Images do not belong in the copy. Set down all the entries exactly.

--------------------

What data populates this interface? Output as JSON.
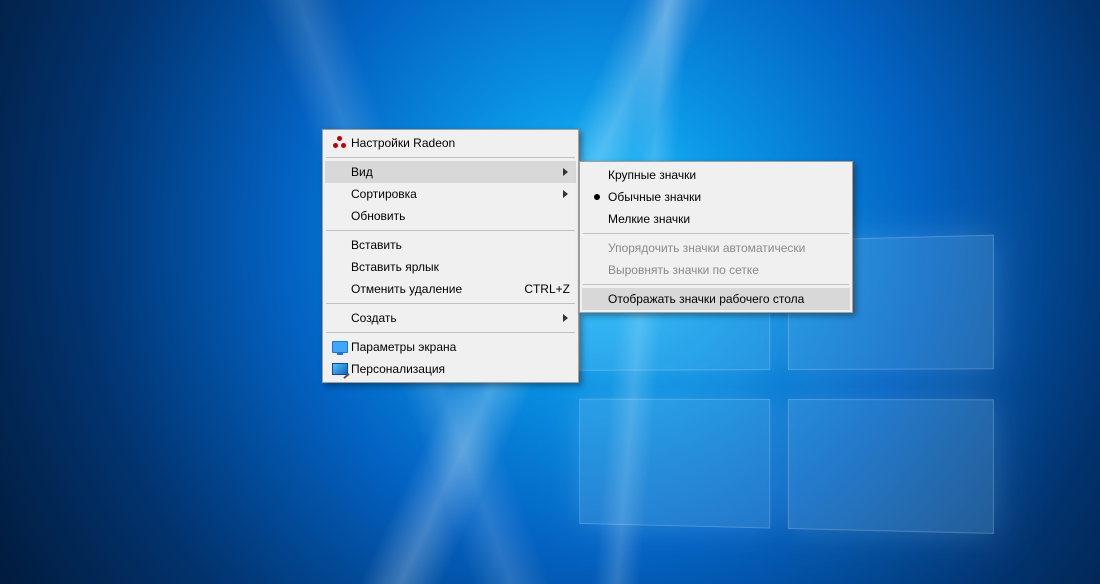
{
  "mainMenu": {
    "radeon": "Настройки Radeon",
    "view": "Вид",
    "sort": "Сортировка",
    "refresh": "Обновить",
    "paste": "Вставить",
    "pasteShortcut": "Вставить ярлык",
    "undoDelete": "Отменить удаление",
    "undoShortcut": "CTRL+Z",
    "new": "Создать",
    "display": "Параметры экрана",
    "personalize": "Персонализация"
  },
  "subMenu": {
    "large": "Крупные значки",
    "medium": "Обычные значки",
    "small": "Мелкие значки",
    "autoArrange": "Упорядочить значки автоматически",
    "alignGrid": "Выровнять значки по сетке",
    "showIcons": "Отображать значки рабочего стола"
  }
}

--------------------

__YOUR SOLUTION__.
What data populates this interface? Output as JSON.
{
  "mainMenu": {
    "radeon": "Настройки Radeon",
    "view": "Вид",
    "sort": "Сортировка",
    "refresh": "Обновить",
    "paste": "Вставить",
    "pasteShortcut": "Вставить ярлык",
    "undoDelete": "Отменить удаление",
    "undoShortcut": "CTRL+Z",
    "new": "Создать",
    "display": "Параметры экрана",
    "personalize": "Персонализация"
  },
  "subMenu": {
    "large": "Крупные значки",
    "medium": "Обычные значки",
    "small": "Мелкие значки",
    "autoArrange": "Упорядочить значки автоматически",
    "alignGrid": "Выровнять значки по сетке",
    "showIcons": "Отображать значки рабочего стола"
  }
}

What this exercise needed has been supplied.